Goth-punk stalwarts AFI hint at future directions with mixed results on spotty five-track EP
Broadly speaking, reactions to AFI’S 2017 self-titled album fell into two camps. Subtitled ‘The Blood Album’ (presumably because of its repeated lyrical references to the red stuff), some saw it as the completion of a musical arc some 26 years in the making; the opportunity to appreciate the Californians’ journey from the scrappy, hyperactive hardcore merchants of their early days, to purveyors of a more mature, yet occasionally still energetic, strain of glacial goth pop. Others, however, saw it as a valiant, but flawed, attempt to try to please fans of all periods of the band’s creative life, in which they spread themselves too thin and ultimately wound up sounding like a paler version of themselves. It’s all very much a case of horses for courses. But whichever side of the fence you’re on in this debate, you’ll find more of the same to validate your argument on this follow-up five-track EP. Given how final The Blood Album felt at times, first and foremost it’s a relief to find AFI continuing onwards, though refusing to settle in any one spot. Unfortunately, this creative restlessness is also the biggest difficulty here. Opening track Trash Bat could have been on n the last album, such is its familiarity. And while a m it gilds the black lily, with its switches between l r a speedy punk and stuttering rhythms, and is in e p possession of more hooks than a fisherman’s a h spares drawer, there are moments of brilliance c s i throughout its three-minute playing time. m : Such flashes are w sorely missing from a e couple of the subsequent tracks, which can’t i v help but give the impression this release also r e serves as a repository for lesser material. Break t n Angels has all the ingredients we’ve come i to expect from modern-era AFI – chiming guitar lines, incessant drums, a seductive vocal turn from frontman Davey Havok – but it’s strangely unremarkable, which is a word you’d rarely apply to anything to do with this band. ‘Plodding’ could be another one you’d never normally use, but that’s exactly how you’d describe Back Into The Sun, which feels like an experiment in style and tempo too far. It’s an unfortunate mess, basically.

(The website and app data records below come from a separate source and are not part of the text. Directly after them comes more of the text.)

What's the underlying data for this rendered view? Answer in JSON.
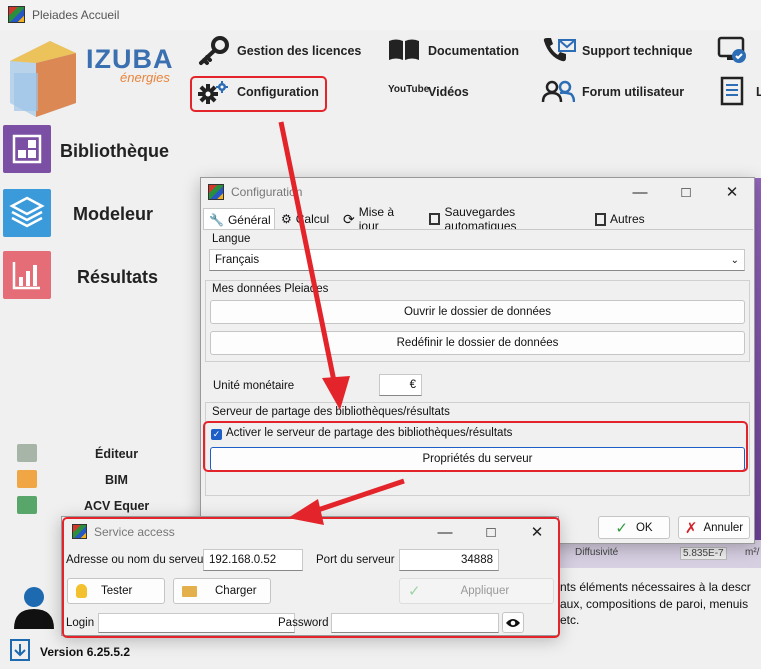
{
  "app": {
    "title": "Pleiades Accueil"
  },
  "logo": {
    "brand": "IZUBA",
    "sub": "énergies"
  },
  "toplinks": {
    "licences": "Gestion des licences",
    "documentation": "Documentation",
    "support": "Support technique",
    "configuration": "Configuration",
    "videos": "Vidéos",
    "youtube": "YouTube",
    "forum": "Forum utilisateur",
    "extra_letter": "L"
  },
  "sidebar": {
    "items": [
      {
        "label": "Bibliothèque",
        "color": "#7b4fa3"
      },
      {
        "label": "Modeleur",
        "color": "#3b9ad9"
      },
      {
        "label": "Résultats",
        "color": "#e46d77"
      }
    ],
    "small": [
      {
        "label": "Éditeur"
      },
      {
        "label": "BIM"
      },
      {
        "label": "ACV Equer"
      }
    ],
    "version": "Version 6.25.5.2"
  },
  "config_dialog": {
    "title": "Configuration",
    "tabs": [
      {
        "label": "Général"
      },
      {
        "label": "Calcul"
      },
      {
        "label": "Mise à jour"
      },
      {
        "label": "Sauvegardes automatiques"
      },
      {
        "label": "Autres"
      }
    ],
    "langue_label": "Langue",
    "langue_value": "Français",
    "donnees_label": "Mes données Pleiades",
    "open_folder": "Ouvrir le dossier de données",
    "redefine_folder": "Redéfinir le dossier de données",
    "currency_label": "Unité monétaire",
    "currency_value": "€",
    "server_group": "Serveur de partage des bibliothèques/résultats",
    "server_checkbox": "Activer le serveur de partage des bibliothèques/résultats",
    "server_props": "Propriétés du serveur",
    "ok": "OK",
    "cancel": "Annuler"
  },
  "background_text": {
    "diffusivity": "Diffusivité",
    "value": "5.835E-7",
    "unit": "m²/",
    "line1": "nts éléments nécessaires à la descr",
    "line2": "aux, compositions de paroi, menuis",
    "line3": "etc."
  },
  "service_dialog": {
    "title": "Service access",
    "address_label": "Adresse ou nom du serveur",
    "address_value": "192.168.0.52",
    "port_label": "Port du serveur",
    "port_value": "34888",
    "test": "Tester",
    "load": "Charger",
    "apply": "Appliquer",
    "login_label": "Login",
    "login_value": "",
    "password_label": "Password",
    "password_value": ""
  },
  "colors": {
    "accent_red": "#e3252b",
    "checkbox_blue": "#1e5fc7",
    "ok_green": "#2e9e3e"
  }
}
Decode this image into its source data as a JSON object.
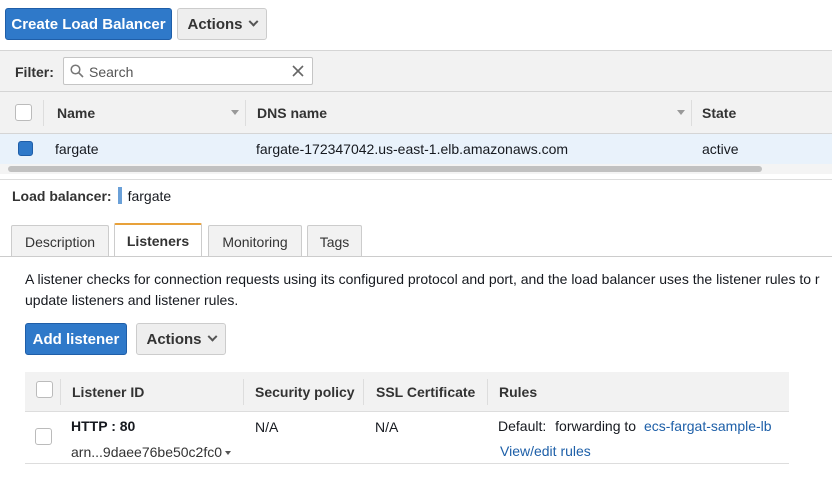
{
  "toolbar": {
    "create_label": "Create Load Balancer",
    "actions_label": "Actions"
  },
  "filter": {
    "label": "Filter:",
    "placeholder": "Search"
  },
  "lb_table": {
    "columns": [
      "Name",
      "DNS name",
      "State"
    ],
    "rows": [
      {
        "name": "fargate",
        "dns": "fargate-172347042.us-east-1.elb.amazonaws.com",
        "state": "active",
        "selected": true
      }
    ]
  },
  "detail": {
    "label": "Load balancer:",
    "name": "fargate"
  },
  "tabs": [
    {
      "label": "Description",
      "active": false
    },
    {
      "label": "Listeners",
      "active": true
    },
    {
      "label": "Monitoring",
      "active": false
    },
    {
      "label": "Tags",
      "active": false
    }
  ],
  "listeners": {
    "description_line1": "A listener checks for connection requests using its configured protocol and port, and the load balancer uses the listener rules to r",
    "description_line2": "update listeners and listener rules.",
    "add_label": "Add listener",
    "actions_label": "Actions",
    "columns": [
      "Listener ID",
      "Security policy",
      "SSL Certificate",
      "Rules"
    ],
    "rows": [
      {
        "id": "HTTP : 80",
        "arn": "arn...9daee76be50c2fc0",
        "security_policy": "N/A",
        "ssl_certificate": "N/A",
        "rules_prefix": "Default:",
        "rules_text": "forwarding to",
        "rules_target": "ecs-fargat-sample-lb",
        "view_rules": "View/edit rules"
      }
    ]
  },
  "colors": {
    "primary": "#2f79c9",
    "link": "#1d5fa8",
    "selected_row": "#e9f2fb",
    "tab_accent": "#e8a13a"
  }
}
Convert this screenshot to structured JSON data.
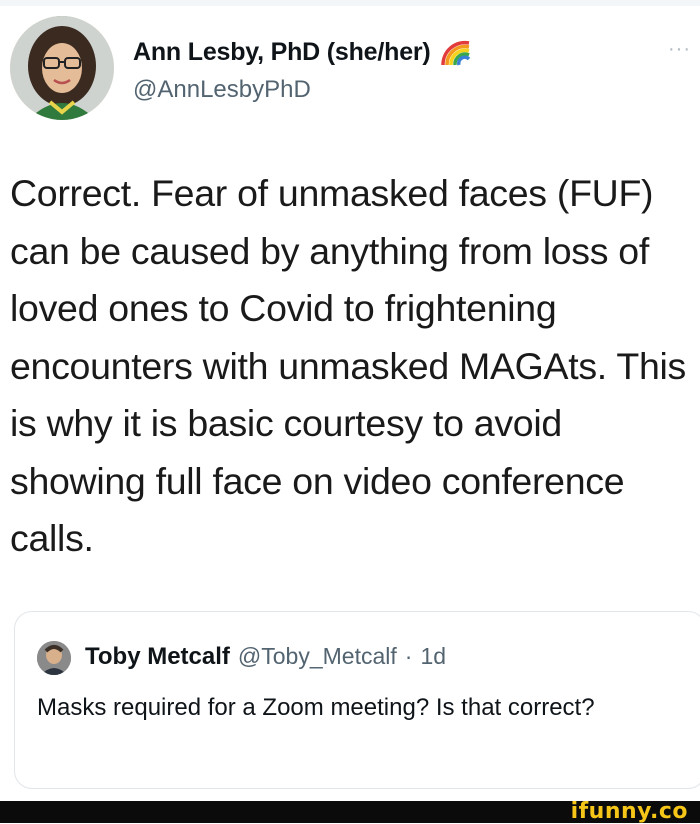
{
  "tweet": {
    "display_name": "Ann Lesby, PhD (she/her)",
    "handle": "@AnnLesbyPhD",
    "more": "···",
    "text": "Correct. Fear of unmasked faces (FUF) can be caused by anything from loss of loved ones to Covid to frightening encounters with unmasked MAGAts. This is why it is basic courtesy to avoid showing full face on video conference calls."
  },
  "quoted": {
    "display_name": "Toby Metcalf",
    "handle": "@Toby_Metcalf",
    "separator": "·",
    "time": "1d",
    "text": "Masks required for a Zoom meeting? Is that correct?"
  },
  "watermark": "ifunny.co",
  "colors": {
    "text": "#0f1419",
    "secondary": "#536471",
    "watermark": "#f5c518",
    "bar": "#0b0b0b"
  }
}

Things take an upswing towards the end of proceedings, while illustrating that some creative gambles pay off better than others. Get Dark sounds like the band trying their hand at desert rock; and while its page-one chorus isn’t going to surprise a card-carrying, long-term fan, the song packs a pleasing amount into its 161 seconds, including one of axeman Jade Puget’s finest-ever guitar solos.
But it’s this release’s closing title-track that potentially says the most here – a drastic shift from the other material, which may hint at potential creative directions in future. Supplemented by dreamy samples, sweeping strings and Davey at his most silver-tongued, it’s hard not to imagine it being a lightersaloft staple of future sets. Admittedly, not all of the five songs on offer here are deserving of the same level of adoration, but given the cult-like devotion of AFI fans, the band may well receive it anyway. These songs all have something in common, too, in that they provide winning evidence of a punk band ageing with grace and style, without dumbing down or selling out. And while this EP is definitely a mixed bag of hits and misses, that’s only really an issue when compared to the sky-high standards AFI have set for themselves over the years. JAMES HICKIE